Before I start, I should say that we do own gold or variants of it and do feel that it has a place in a multi-asset portfolio.
Our commodity expert at ASI has been positive on gold and finally South African gold miners were some of the first companies I analysed in the (very) distant past. That said, there are a few observations worth making on the yellow metal.
Firstly, and perhaps most importantly, gold has always been a storyteller’s dream. It has always seemed to me that you can fit virtually any narrative you wish around a gold holding.
This is certainly the case at the moment, when I read the ubiquitous coverage on gold – store of value, world going to hell in a handbasket, central bank currency debasement, inflation, deflation, the list goes on – all being proffered as reasons to own gold.
I suppose the problem with gold is that it is hard to value. It doesn’t have a stream of cashflows that I can discount, or a coupon that I can either compare to other things or judge its likelihood of being paid.
However, given that there are $15.8trillion of assets yielding less than zero at the moment, the argument is now put that gold’s zero yield offers a ‘premium yield’ – while this may be the case, it could also point one in the direction of being wary the former, rather than necessarily being enthusiastic about the latter.
There are also, I suspect, inconsistencies in the reasons offered to hold gold. Is it an insurance policy, should the world go to hell in a handbasket, or is going to hell in a handbasket one’s central case?
If the latter, there may be other more pressing issues in the portfolio to attend to, in addition to adding small gold positions?

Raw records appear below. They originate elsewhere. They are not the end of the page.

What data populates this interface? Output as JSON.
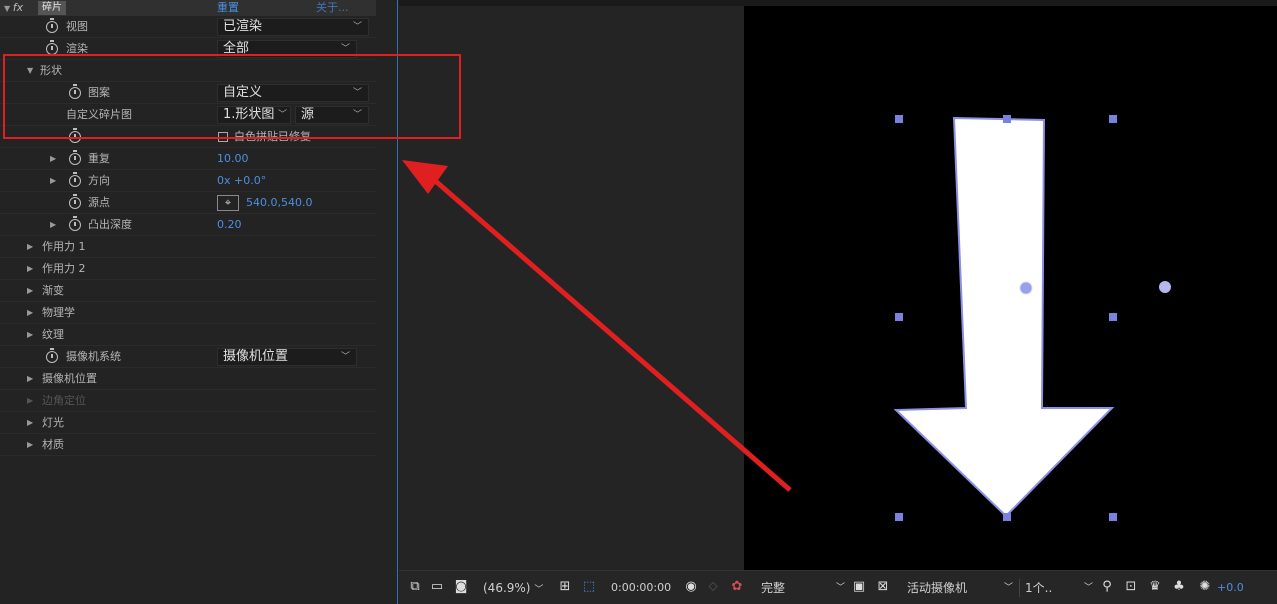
{
  "effect_panel": {
    "fx_icon": "fx",
    "effect_name": "碎片",
    "reset_label": "重置",
    "about_label": "关于...",
    "rows": {
      "view": {
        "label": "视图",
        "value": "已渲染"
      },
      "render": {
        "label": "渲染",
        "value": "全部"
      },
      "shape": {
        "label": "形状"
      },
      "pattern": {
        "label": "图案",
        "value": "自定义"
      },
      "custom_shard_map": {
        "label": "自定义碎片图",
        "layer": "1.形状图",
        "source": "源"
      },
      "white_tiles": {
        "label": "白色拼贴已修复"
      },
      "repetitions": {
        "label": "重复",
        "value": "10.00"
      },
      "direction": {
        "label": "方向",
        "value": "0x +0.0°"
      },
      "origin": {
        "label": "源点",
        "value": "540.0,540.0"
      },
      "extrusion_depth": {
        "label": "凸出深度",
        "value": "0.20"
      },
      "force1": {
        "label": "作用力 1"
      },
      "force2": {
        "label": "作用力 2"
      },
      "gradient": {
        "label": "渐变"
      },
      "physics": {
        "label": "物理学"
      },
      "textures": {
        "label": "纹理"
      },
      "camera_system": {
        "label": "摄像机系统",
        "value": "摄像机位置"
      },
      "camera_position": {
        "label": "摄像机位置"
      },
      "corner_pins": {
        "label": "边角定位"
      },
      "lighting": {
        "label": "灯光"
      },
      "material": {
        "label": "材质"
      }
    }
  },
  "toolbar": {
    "zoom": "(46.9%)",
    "timecode": "0:00:00:00",
    "resolution": "完整",
    "camera": "活动摄像机",
    "views": "1个..",
    "exposure": "+0.0"
  },
  "colors": {
    "accent_blue": "#4d8fe0",
    "highlight_red": "#e02020",
    "handle": "#7a82e0"
  }
}
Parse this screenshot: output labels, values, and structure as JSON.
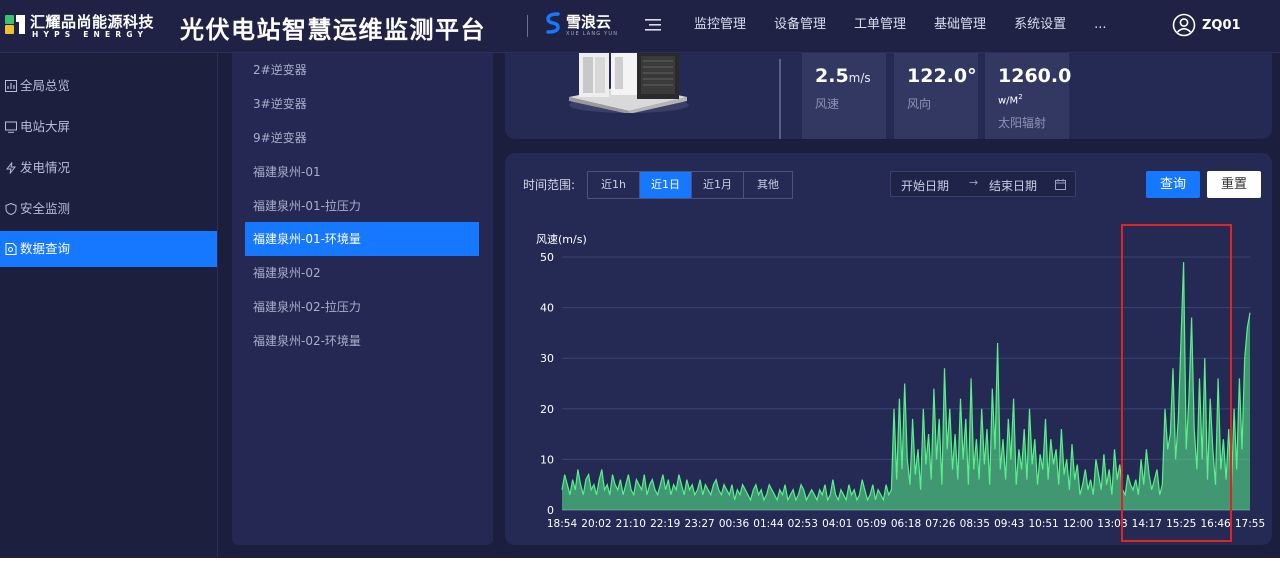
{
  "header": {
    "logo_text": "汇耀品尚能源科技",
    "logo_subtext": "HYPS ENERGY",
    "app_title": "光伏电站智慧运维监测平台",
    "brand_name": "雪浪云",
    "brand_subtext": "XUE LANG YUN",
    "nav": [
      "监控管理",
      "设备管理",
      "工单管理",
      "基础管理",
      "系统设置",
      "..."
    ],
    "user_name": "ZQ01"
  },
  "sidebar": {
    "items": [
      {
        "label": "全局总览",
        "icon": "dashboard-icon",
        "active": false
      },
      {
        "label": "电站大屏",
        "icon": "monitor-icon",
        "active": false
      },
      {
        "label": "发电情况",
        "icon": "lightning-icon",
        "active": false
      },
      {
        "label": "安全监测",
        "icon": "shield-icon",
        "active": false
      },
      {
        "label": "数据查询",
        "icon": "document-search-icon",
        "active": true
      }
    ]
  },
  "device_list": {
    "items": [
      {
        "label": "2#逆变器",
        "active": false
      },
      {
        "label": "3#逆变器",
        "active": false
      },
      {
        "label": "9#逆变器",
        "active": false
      },
      {
        "label": "福建泉州-01",
        "active": false
      },
      {
        "label": "福建泉州-01-拉压力",
        "active": false
      },
      {
        "label": "福建泉州-01-环境量",
        "active": true
      },
      {
        "label": "福建泉州-02",
        "active": false
      },
      {
        "label": "福建泉州-02-拉压力",
        "active": false
      },
      {
        "label": "福建泉州-02-环境量",
        "active": false
      }
    ]
  },
  "metrics": [
    {
      "value": "2.5",
      "unit": "m/s",
      "label": "风速"
    },
    {
      "value": "122.0°",
      "unit": "",
      "label": "风向"
    },
    {
      "value": "1260.0",
      "unit": "w/M",
      "unit_sup": "2",
      "label": "太阳辐射"
    }
  ],
  "filters": {
    "range_label": "时间范围:",
    "ranges": [
      {
        "label": "近1h",
        "active": false
      },
      {
        "label": "近1日",
        "active": true
      },
      {
        "label": "近1月",
        "active": false
      },
      {
        "label": "其他",
        "active": false
      }
    ],
    "start_placeholder": "开始日期",
    "end_placeholder": "结束日期",
    "query_label": "查询",
    "reset_label": "重置"
  },
  "colors": {
    "accent": "#1677ff",
    "series": "#59f08a",
    "highlight": "#e02424",
    "panel": "#252a55",
    "background": "#1b1e3c"
  },
  "chart_data": {
    "type": "line",
    "title": "",
    "xlabel": "",
    "ylabel": "风速(m/s)",
    "ylim": [
      0,
      50
    ],
    "yticks": [
      0,
      10,
      20,
      30,
      40,
      50
    ],
    "grid": true,
    "legend": "none",
    "x_tick_labels": [
      "18:54",
      "20:02",
      "21:10",
      "22:19",
      "23:27",
      "00:36",
      "01:44",
      "02:53",
      "04:01",
      "05:09",
      "06:18",
      "07:26",
      "08:35",
      "09:43",
      "10:51",
      "12:00",
      "13:08",
      "14:17",
      "15:25",
      "16:46",
      "17:55"
    ],
    "series": [
      {
        "values": [
          4,
          7,
          5,
          3,
          6,
          4,
          8,
          5,
          3,
          6,
          7,
          4,
          5,
          3,
          6,
          8,
          4,
          5,
          3,
          7,
          5,
          4,
          6,
          3,
          5,
          7,
          4,
          3,
          6,
          5,
          4,
          7,
          3,
          5,
          6,
          4,
          3,
          5,
          7,
          4,
          6,
          3,
          5,
          4,
          7,
          5,
          3,
          6,
          4,
          5,
          3,
          4,
          6,
          3,
          5,
          4,
          3,
          5,
          6,
          4,
          3,
          5,
          4,
          3,
          5,
          2,
          4,
          3,
          5,
          4,
          3,
          2,
          4,
          5,
          3,
          4,
          2,
          3,
          5,
          4,
          3,
          2,
          4,
          3,
          5,
          2,
          3,
          4,
          2,
          3,
          5,
          4,
          2,
          3,
          4,
          3,
          2,
          4,
          3,
          5,
          2,
          3,
          6,
          3,
          2,
          4,
          3,
          2,
          5,
          3,
          4,
          2,
          3,
          6,
          4,
          2,
          3,
          5,
          2,
          4,
          3,
          2,
          5,
          3,
          4,
          20,
          6,
          22,
          8,
          25,
          10,
          5,
          18,
          7,
          12,
          4,
          20,
          9,
          15,
          6,
          24,
          10,
          18,
          5,
          28,
          12,
          20,
          8,
          15,
          6,
          22,
          10,
          18,
          5,
          26,
          8,
          14,
          6,
          20,
          9,
          16,
          5,
          24,
          12,
          33,
          8,
          14,
          6,
          18,
          10,
          22,
          5,
          12,
          8,
          16,
          6,
          20,
          9,
          14,
          5,
          11,
          8,
          18,
          6,
          14,
          9,
          12,
          5,
          16,
          7,
          10,
          4,
          13,
          6,
          9,
          3,
          5,
          8,
          4,
          6,
          3,
          10,
          7,
          4,
          11,
          5,
          8,
          3,
          12,
          6,
          9,
          4,
          3,
          7,
          5,
          4,
          6,
          3,
          10,
          5,
          12,
          7,
          4,
          6,
          8,
          3,
          5,
          20,
          12,
          15,
          28,
          10,
          18,
          33,
          49,
          12,
          22,
          38,
          16,
          8,
          26,
          10,
          30,
          6,
          22,
          12,
          5,
          26,
          8,
          14,
          6,
          16,
          4,
          20,
          8,
          26,
          12,
          30,
          36,
          39
        ]
      }
    ]
  }
}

Similarly those who bought gold at the 1980 (and indeed 2011) peaks have had many, many occasions to anticipate the sky falling down. It has not done so yet, although I have spent enough time over the past thirty years in meetings discussing the potential of it.
Finally, while we as investors appear to increase our enthusiasm for gold as the price rises, it is worth noting that the more price-sensitive participants in this market, namely the miners and jewellery buyers, will remain so.
While they are in the minority in this particular gold rush, given the $25bn which has flowed into the two largest US gold funds this year, they may not always be so. As we have seen before.
Richard Dunbar is head of multi-asset research at Aberdeen Standard Investments
All copyrights for this article are reserved to news